P.S. Thankfully, my non-reading phase is over with the coming of 20. Many books for the future, hopefully.

P.P.S. The weather's condition is wonderful, a clear contrast to that of my back-side.

Wednesday, 2 September 2009

La Gare Du Nord

I expected a blast of cold air, or at least a chilly October-ish breeze. Instead, a 95% R.H. welcomed me with open arms to the great state of J&K. It wasn't my first visit to the state (and neither should it be my last) but everytime I reach Jammu, I somehow expect blizzards and Yetis even though I'm sure that the odds of those happening are about the same as a tsunami in Roorkee. Nevertheless, I was decieved once again.

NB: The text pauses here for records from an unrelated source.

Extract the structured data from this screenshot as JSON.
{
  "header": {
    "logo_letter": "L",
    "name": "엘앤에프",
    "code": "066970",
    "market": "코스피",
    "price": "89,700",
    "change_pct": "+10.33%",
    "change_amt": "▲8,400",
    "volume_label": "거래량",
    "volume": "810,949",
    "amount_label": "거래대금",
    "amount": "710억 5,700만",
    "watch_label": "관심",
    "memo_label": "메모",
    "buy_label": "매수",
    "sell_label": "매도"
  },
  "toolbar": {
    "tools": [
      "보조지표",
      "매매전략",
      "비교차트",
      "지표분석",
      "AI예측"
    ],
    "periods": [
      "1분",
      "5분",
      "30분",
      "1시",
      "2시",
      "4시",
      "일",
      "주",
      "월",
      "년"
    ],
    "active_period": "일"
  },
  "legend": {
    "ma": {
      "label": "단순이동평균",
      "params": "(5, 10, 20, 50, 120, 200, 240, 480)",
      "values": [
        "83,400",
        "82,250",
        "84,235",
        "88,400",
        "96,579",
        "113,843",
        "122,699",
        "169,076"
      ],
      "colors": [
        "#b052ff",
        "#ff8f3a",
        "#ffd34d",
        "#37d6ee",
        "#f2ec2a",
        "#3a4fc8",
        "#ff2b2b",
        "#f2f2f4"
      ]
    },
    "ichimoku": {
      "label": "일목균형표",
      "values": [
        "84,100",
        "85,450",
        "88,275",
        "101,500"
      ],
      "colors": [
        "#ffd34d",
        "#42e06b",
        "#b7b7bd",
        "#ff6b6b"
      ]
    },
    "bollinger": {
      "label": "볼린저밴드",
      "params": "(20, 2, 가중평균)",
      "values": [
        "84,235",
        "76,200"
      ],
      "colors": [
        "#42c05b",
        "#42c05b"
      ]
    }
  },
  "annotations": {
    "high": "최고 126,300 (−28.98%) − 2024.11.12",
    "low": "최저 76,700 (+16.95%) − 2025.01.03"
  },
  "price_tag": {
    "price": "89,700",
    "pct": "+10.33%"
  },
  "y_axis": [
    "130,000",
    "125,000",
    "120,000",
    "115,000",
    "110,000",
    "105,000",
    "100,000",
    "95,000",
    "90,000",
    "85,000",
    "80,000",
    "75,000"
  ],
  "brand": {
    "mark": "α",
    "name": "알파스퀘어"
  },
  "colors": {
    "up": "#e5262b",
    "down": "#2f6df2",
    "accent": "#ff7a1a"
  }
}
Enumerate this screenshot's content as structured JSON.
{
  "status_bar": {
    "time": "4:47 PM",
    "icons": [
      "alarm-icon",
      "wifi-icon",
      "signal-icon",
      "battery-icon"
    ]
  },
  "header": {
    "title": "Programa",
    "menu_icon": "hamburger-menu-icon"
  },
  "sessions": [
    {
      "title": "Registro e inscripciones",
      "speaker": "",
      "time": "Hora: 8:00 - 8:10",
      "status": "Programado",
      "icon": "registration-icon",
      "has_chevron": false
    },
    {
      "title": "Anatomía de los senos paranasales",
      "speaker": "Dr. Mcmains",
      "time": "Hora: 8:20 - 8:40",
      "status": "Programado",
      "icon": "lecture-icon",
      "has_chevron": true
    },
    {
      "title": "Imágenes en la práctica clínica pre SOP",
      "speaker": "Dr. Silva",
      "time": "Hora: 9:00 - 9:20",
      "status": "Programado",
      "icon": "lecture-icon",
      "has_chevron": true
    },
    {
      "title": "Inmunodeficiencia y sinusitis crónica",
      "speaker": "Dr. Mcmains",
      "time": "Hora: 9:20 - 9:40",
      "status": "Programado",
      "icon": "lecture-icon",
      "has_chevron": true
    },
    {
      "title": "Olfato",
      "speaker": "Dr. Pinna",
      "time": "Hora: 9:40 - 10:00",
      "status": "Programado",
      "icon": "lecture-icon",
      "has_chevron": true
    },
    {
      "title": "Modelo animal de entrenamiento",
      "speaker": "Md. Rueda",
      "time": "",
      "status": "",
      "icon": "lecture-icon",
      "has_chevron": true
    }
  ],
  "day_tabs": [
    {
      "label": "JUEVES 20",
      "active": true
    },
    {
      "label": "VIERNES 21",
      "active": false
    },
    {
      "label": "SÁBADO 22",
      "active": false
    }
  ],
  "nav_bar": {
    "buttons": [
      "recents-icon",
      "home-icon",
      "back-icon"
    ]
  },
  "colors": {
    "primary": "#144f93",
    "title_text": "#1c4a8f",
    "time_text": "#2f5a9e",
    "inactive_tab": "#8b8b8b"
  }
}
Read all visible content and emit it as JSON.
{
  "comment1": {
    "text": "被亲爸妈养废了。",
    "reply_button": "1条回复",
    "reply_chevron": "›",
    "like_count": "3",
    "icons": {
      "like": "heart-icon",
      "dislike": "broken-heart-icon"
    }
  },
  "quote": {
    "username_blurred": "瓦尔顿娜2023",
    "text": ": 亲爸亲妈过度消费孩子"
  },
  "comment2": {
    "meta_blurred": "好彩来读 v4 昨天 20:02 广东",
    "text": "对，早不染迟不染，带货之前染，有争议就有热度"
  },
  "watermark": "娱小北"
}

Hemkunt Express was expected to reach the Jammu Tawi train station at quarter to five, a deadline - I'm quite sure it met, because, when I was rudely shaken awake sometime later by someone who looked like he had come to clean the compartment, the train was pretty much stationary, not to mention empty. An expletive for the man and an ejaculation of gratitude directed upwards (for making Jammu the last stop) later, I alighted, groggy and fatigued; drag-bag and all. The stares I obtained from the few people waiting on the platforms told me that I much resembled the Muddlehead from Petushkee. Undeterred and unfazed by my hostile environs, I continued to stumble forth towards the fat man in khakhi who stood by, what looked like, the gate. I must mention here, that the station betrayed no signs of this being the capital (if only Summer) of the crown-state of India.

My cell-phone battery was dead and I needed to contact Dad who I was to meet as soon as he alighted his own train from Delhi. The problem was I didn't register his coach number, the train's timing or even it's name! The lack of a timepiece and my inability to tell the time by looking at the stars and the moon, lead me to approach the previously mentioned fat-man ('FM' henceforth) in khakhi (who plays a wonderful part in this tale).

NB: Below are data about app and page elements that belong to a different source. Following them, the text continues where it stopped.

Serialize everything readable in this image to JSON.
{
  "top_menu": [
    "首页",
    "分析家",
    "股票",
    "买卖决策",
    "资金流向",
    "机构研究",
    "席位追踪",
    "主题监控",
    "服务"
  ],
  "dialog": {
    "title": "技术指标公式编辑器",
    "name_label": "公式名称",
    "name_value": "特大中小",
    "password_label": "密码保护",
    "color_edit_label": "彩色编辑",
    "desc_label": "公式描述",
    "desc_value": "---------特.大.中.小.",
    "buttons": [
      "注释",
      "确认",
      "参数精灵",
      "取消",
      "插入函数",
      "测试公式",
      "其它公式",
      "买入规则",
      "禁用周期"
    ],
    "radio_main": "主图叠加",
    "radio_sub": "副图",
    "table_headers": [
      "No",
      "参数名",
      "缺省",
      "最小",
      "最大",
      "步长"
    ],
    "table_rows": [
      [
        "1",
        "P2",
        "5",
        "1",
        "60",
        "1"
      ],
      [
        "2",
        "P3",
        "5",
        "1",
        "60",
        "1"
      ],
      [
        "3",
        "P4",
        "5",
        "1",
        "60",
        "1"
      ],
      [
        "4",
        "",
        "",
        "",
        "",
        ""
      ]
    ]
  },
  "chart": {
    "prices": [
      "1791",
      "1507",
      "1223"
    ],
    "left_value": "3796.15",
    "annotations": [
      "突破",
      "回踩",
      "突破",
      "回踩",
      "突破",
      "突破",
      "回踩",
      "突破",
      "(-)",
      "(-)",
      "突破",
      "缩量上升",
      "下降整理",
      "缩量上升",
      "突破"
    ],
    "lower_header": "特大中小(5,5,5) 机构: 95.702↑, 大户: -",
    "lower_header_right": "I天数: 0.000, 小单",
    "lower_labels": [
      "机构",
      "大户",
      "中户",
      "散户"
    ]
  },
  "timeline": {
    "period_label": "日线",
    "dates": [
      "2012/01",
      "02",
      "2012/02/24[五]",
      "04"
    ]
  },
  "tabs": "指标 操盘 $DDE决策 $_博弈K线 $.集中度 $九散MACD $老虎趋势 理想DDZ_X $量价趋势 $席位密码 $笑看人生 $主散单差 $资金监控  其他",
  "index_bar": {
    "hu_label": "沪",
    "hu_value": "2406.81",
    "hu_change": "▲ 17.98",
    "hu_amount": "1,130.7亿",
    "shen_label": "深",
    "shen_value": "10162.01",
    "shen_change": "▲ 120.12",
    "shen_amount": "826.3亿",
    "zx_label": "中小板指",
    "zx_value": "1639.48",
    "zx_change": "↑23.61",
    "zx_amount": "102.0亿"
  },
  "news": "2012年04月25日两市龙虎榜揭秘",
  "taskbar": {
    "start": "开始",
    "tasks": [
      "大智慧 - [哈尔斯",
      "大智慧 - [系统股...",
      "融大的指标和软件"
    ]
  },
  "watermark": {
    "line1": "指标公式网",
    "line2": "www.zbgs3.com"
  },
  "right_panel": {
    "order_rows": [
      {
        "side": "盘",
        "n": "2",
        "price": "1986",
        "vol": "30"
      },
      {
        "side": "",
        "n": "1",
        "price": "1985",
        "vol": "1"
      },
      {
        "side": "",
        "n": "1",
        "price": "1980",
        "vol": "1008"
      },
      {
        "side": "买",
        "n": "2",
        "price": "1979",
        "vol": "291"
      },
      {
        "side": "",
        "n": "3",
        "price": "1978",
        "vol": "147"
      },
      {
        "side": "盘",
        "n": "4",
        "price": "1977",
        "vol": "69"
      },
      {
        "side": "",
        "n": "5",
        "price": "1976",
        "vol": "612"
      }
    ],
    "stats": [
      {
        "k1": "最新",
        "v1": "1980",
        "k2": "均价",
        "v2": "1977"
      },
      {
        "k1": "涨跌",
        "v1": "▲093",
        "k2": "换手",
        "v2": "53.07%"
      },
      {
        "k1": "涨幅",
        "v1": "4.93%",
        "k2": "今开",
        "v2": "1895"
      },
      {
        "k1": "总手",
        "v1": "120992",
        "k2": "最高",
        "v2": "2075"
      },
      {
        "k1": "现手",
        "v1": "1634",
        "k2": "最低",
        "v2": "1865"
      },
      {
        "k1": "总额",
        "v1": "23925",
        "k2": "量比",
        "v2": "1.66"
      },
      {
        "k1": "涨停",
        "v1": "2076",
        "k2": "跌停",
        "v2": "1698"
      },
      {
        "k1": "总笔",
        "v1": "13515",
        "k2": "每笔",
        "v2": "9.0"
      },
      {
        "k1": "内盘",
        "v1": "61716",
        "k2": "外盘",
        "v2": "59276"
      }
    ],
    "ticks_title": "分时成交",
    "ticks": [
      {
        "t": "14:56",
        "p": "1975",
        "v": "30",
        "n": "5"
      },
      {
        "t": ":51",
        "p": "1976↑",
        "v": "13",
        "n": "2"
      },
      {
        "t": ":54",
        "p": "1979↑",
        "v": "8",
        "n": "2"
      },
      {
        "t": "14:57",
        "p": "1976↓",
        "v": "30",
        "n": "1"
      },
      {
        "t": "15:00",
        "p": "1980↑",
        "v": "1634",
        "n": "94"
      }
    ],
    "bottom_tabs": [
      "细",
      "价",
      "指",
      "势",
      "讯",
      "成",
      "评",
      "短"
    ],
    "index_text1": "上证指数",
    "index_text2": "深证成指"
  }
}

I: "Uncleji, time kya hua hai?"
FM: "Mere haath pe ghadi dikti hai kya? Time pooch rahe ho!"
I: "To time kahan se pata karoon? Actually, main train keliye wait kar raha hoon."
FM: "Mujhe pata nahin... Idhar-Udhar dekho. Kahin na kahin to mil hi jaayega."

I assumed he was talking about a clock, and not the train, and proceeded to follow his wise instructions. The quest for the elusive clock in the railway station followed and luckily, I wasn't to be disappointed. Within five minutes, I had indeed zeroed in on the location of a clock. But what I saw alarmed me! The clock (I swear) read: 4:61! I didn't bother checking whether it was A.M. or P.M, of course. Hapless and lost and running out of time, I ran back to the only source of information I had.

I: "Sirjee, yeh phone ko charge karna hai. Plug-point kahan milega?"
FM: "Kaunsa SIM Card hai?"
(I didn't think it was his business. Nevertheless)
I: "Airtel Prepaid."
FM: "Idhar dekho." (Suddenly switching languages) "The Airtel SIMs of India do not work here. And our SIMs do not work in their states!"

I was so baffled by his latest vocalization that I collapsed on my suitcase. India? Jammu? Passports?!

However, the next few words just about escaped my mouth.

I: "STD or PCO booth? Where can I find one?"
FM: "Arre, samajhte nahin ho tum! Hamara desh bahut gareeb hai... Idhar aapko booth-vooth nahin milne wala."

I was utterly devastated after the chat and began thinking up ways to beg, borrow or steal my way back to R, which seemed like heaven now!

However as the story goes, I travelled a kilometer outside the station premises to locate an open PCO. I made the call and intercepted Dad's train. The remainder of the journey went quite uneventfully with the climb from Katra proving to be a wonderful experiance once again!

I finish off this post rather hurriedly as I have two exams to write tomorrow. Happy Onam to all. Jai mata di.

#1. This is part of my pre-exam stress relief exercise. And yes, I remain sane.
#2. According to the Hindu calendar, I have completed 20 years on this Earth today.
#3. Chelsea is depicting sheer class! Hope it lasts. It's beautiful football.